Between 1485 and 1486 Guy Marchant expanded la Danse Macabre from 30 to 40 dancers. At the same time, he founded another tradition: Padding his books with a number of texts and poems on the theme of the perishability of life.
One of these extra texts is about a hermit, who gets a vision about the impermanence of power, wisdom and beauty.
The only surviving copy of this book is damaged and lacks some pages, but Marchant published the text again in the Latin edition of 1490, Chorea ab Eximio Macabro, and in a book from 1491 (pictured left) and in 1492. In 1613, Chorea ab Eximio Macabro was reprinted (without pictures), and now at last the title was added: »Visio Heremitę«, the hermit's vision.
The text is often attributed to Pierre Desrey because his name is on the frontpage of Chorea ab Eximio Macabro: »Chorea ab eximio Macabro versibus alemanicis edita, et a Petro Desrey Trecacio, quodam oratore, nuper emendata«. But even if Desrey had amended ('emendata') the Latin verses for the dance of death in 1490, The Hermit's Vision had already been published in 1485/86. This means that the only argument for attributing the text to Desrey falls away.
As we shall see, the text is a lot older.
The text is relatively rare, but is found in several editions in both Latin and German.
The Latin text is found in three manuscripts. The text is the same as in Marchant's printed editions, except that Marchant lets the authority / author end with eight extra lines, for a total of 192 lines.
One manuscript is CLM 14053 from 1497-1524 (see external link), which is illustrated with four woodcuts. As the image to the right shows, these images have probably been cut from the same sheet.
According to the index and the heading at the beginning, the poem is called: »Speculum humane felicitatis« (The mirror of human happiness) — according to a later headline: »Speculum humane mortalitatis« (The mirror of human mortality).

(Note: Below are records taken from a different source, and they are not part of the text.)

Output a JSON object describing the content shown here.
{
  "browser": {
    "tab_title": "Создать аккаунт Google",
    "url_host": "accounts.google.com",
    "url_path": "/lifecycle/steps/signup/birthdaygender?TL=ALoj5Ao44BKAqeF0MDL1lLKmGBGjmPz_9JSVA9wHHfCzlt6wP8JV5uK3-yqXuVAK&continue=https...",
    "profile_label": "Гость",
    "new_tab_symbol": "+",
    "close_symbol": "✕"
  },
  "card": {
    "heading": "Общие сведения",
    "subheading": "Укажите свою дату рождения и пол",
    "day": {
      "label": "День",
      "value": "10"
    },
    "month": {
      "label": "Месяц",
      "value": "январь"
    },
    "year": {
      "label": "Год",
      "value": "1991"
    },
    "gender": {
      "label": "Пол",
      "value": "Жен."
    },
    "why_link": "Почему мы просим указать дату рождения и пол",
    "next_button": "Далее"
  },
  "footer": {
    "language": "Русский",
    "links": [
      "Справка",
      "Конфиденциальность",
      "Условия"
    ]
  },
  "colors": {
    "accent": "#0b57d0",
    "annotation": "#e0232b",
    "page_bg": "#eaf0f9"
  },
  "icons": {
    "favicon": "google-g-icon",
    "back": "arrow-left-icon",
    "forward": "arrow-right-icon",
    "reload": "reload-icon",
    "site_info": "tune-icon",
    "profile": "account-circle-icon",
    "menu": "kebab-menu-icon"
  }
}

The second manuscript is Brussels KB II 270, from approx. 1500, illustrated with beautiful color pictures of the seven participants (the hermit and the three couples).
The third is Wiesbaden Landesbibliothek HS 84, from the 15th century. The poem is not illustrated, although space has been set aside for images.
But the text was also discovered in an even older German version in Münster in Westfalen. A piece of parchment found in the binding of a book contained 46 (some only partial) verses.
The parchment has disappeared again, but has been transcribed twice, and the two professionals who had it in hand judged it respectively to be from the last half of the 14th century or from approx. year 1400.
There is also a slightly newer German version in Count Zimmern's Book of Transience. To the right is an image from Donaueschingen 123, where you can see an angel and the sleeping hermit below. Above, Death threatens a king, queen and doctor with his skull-arrow. Count Zimmern also gives us a German title: "Spiegel menschlicher tötlickait".
However, this is not a translation, but a retelling. Count Zimmerne changes the order so that the woman (who in this edition is a queen) comes before the doctor. The poem is included in all three copies except that a page has been torn out of one manuscript.
This is what the family tree looks like:
The story starts with the hermit receiving a vision. According to the text, he is lying in his bed, and he does so in the picture in KB II 270. On the woodcut to the left and in the various editions of Count Zimmern's Book of Transience the hermit, on the other hand, sleeps outdoors and is visited by an angel who holds an infant (the hermit's soul) in his arms.
Then the hermit meets "vana potencia", transient power, embodied by a king, followed by "Rex mortuus", the dead king.
Then he sees "Vana prudentia", transient wisdom, in the form of a jurist. In the "Book of Transience" he is a doctor: »das was a˙n kśnig / a˙n künigin / vnd a˙n doctor«" (page 139v) and »Darnach fieng an der doctor mit aüfgebläsnem gantz stoltzem«" (page 143r).
Finally he meets "Vana pulchritudo", transient beauty, in the shape of a beautiful woman. The text does not indicate that she should be of noble birth, and in the pictures in KB II 270 her and Death's heads are covered only with cloth.
In the woodcut to the left, in contrast, the woman and Death wear a crown. The same is true for the "Book of Transience", where the text plainly states that she is a queen: »das was a˙n kśnig / a˙n künigin / vnd a˙n doctor« (still 139v) »Ich bin ain künigin jüng hüpsch« and »Darnach fieng an die kśnigin […]« (page 141v).
But "vana est pulchritudo", beauty is vain (Proverbs 31,30), and the woman is followed by "Femina mortua", the dead woman.
The king, doctor and woman are confronted with their dead counterparts, and thus the story is ultimately a variant of The Three Living and the Three Dead, in which there is also a hermit. On the other hand, the story also recalls La Danse Macabre, with an angel at the beginning and a dead king.
Each line consists of fifteen syllables with the rhyme on the 8th and 15th syllable:
O vos omnes qui transitis per viam actendite
The text that follows was transcribed from Chorea ab Eximio Macabro.
Read the full text.